*What to work on*
If an entry includes an image, drop the image and copy the rest verbatim.

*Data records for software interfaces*
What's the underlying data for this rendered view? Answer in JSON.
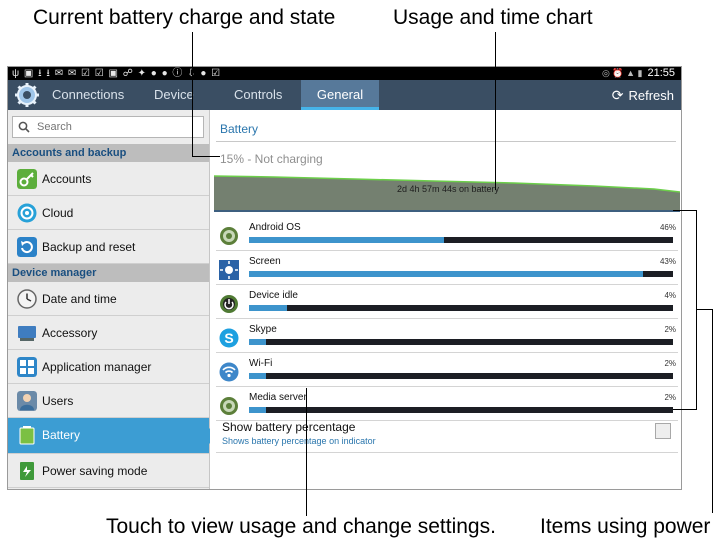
{
  "callouts": {
    "top_left": "Current battery charge and state",
    "top_right": "Usage and time chart",
    "bottom_left": "Touch to view usage and change settings.",
    "bottom_right": "Items using power"
  },
  "status_bar": {
    "time": "21:55"
  },
  "tabs": {
    "items": [
      "Connections",
      "Device",
      "Controls",
      "General"
    ],
    "active": "General",
    "refresh_label": "Refresh"
  },
  "sidebar": {
    "search_placeholder": "Search",
    "sections": [
      "Accounts and backup",
      "Device manager"
    ],
    "items": [
      "Accounts",
      "Cloud",
      "Backup and reset",
      "Date and time",
      "Accessory",
      "Application manager",
      "Users",
      "Battery",
      "Power saving mode"
    ],
    "selected": "Battery"
  },
  "battery": {
    "header": "Battery",
    "charge_status": "15% - Not charging",
    "chart_label": "2d 4h 57m 44s on battery",
    "usage": [
      {
        "name": "Android OS",
        "percent_label": "46%",
        "fill": 0.46
      },
      {
        "name": "Screen",
        "percent_label": "43%",
        "fill": 0.93
      },
      {
        "name": "Device idle",
        "percent_label": "4%",
        "fill": 0.09
      },
      {
        "name": "Skype",
        "percent_label": "2%",
        "fill": 0.04
      },
      {
        "name": "Wi-Fi",
        "percent_label": "2%",
        "fill": 0.04
      },
      {
        "name": "Media server",
        "percent_label": "2%",
        "fill": 0.04
      }
    ],
    "show_percentage": {
      "title": "Show battery percentage",
      "subtitle": "Shows battery percentage on indicator",
      "checked": false
    }
  },
  "colors": {
    "tab_bar": "#3a4e63",
    "tab_active": "#57799a",
    "accent": "#3c9dd3",
    "usage_fill": "#3d94cc",
    "usage_track": "#1c1e24"
  }
}
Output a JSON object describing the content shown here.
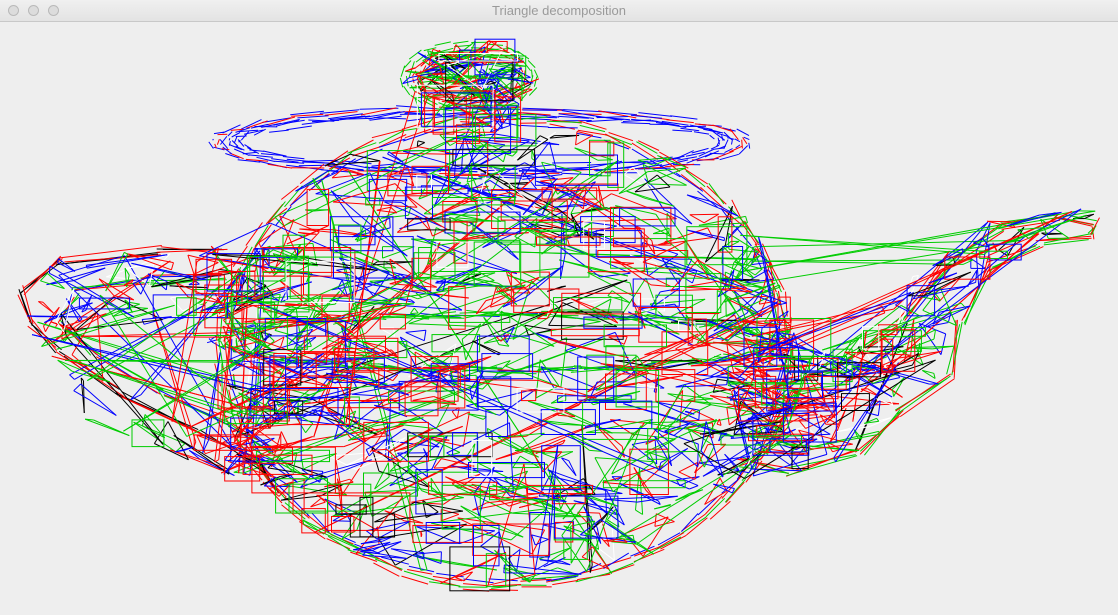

*Your solution*
What's the underlying data for this rendered view? Answer in JSON.
{
  "callouts": {
    "top_left": "Current battery charge and state",
    "top_right": "Usage and time chart",
    "bottom_left": "Touch to view usage and change settings.",
    "bottom_right": "Items using power"
  },
  "status_bar": {
    "time": "21:55"
  },
  "tabs": {
    "items": [
      "Connections",
      "Device",
      "Controls",
      "General"
    ],
    "active": "General",
    "refresh_label": "Refresh"
  },
  "sidebar": {
    "search_placeholder": "Search",
    "sections": [
      "Accounts and backup",
      "Device manager"
    ],
    "items": [
      "Accounts",
      "Cloud",
      "Backup and reset",
      "Date and time",
      "Accessory",
      "Application manager",
      "Users",
      "Battery",
      "Power saving mode"
    ],
    "selected": "Battery"
  },
  "battery": {
    "header": "Battery",
    "charge_status": "15% - Not charging",
    "chart_label": "2d 4h 57m 44s on battery",
    "usage": [
      {
        "name": "Android OS",
        "percent_label": "46%",
        "fill": 0.46
      },
      {
        "name": "Screen",
        "percent_label": "43%",
        "fill": 0.93
      },
      {
        "name": "Device idle",
        "percent_label": "4%",
        "fill": 0.09
      },
      {
        "name": "Skype",
        "percent_label": "2%",
        "fill": 0.04
      },
      {
        "name": "Wi-Fi",
        "percent_label": "2%",
        "fill": 0.04
      },
      {
        "name": "Media server",
        "percent_label": "2%",
        "fill": 0.04
      }
    ],
    "show_percentage": {
      "title": "Show battery percentage",
      "subtitle": "Shows battery percentage on indicator",
      "checked": false
    }
  },
  "colors": {
    "tab_bar": "#3a4e63",
    "tab_active": "#57799a",
    "accent": "#3c9dd3",
    "usage_fill": "#3d94cc",
    "usage_track": "#1c1e24"
  }
}
Output a JSON object describing the content shown here.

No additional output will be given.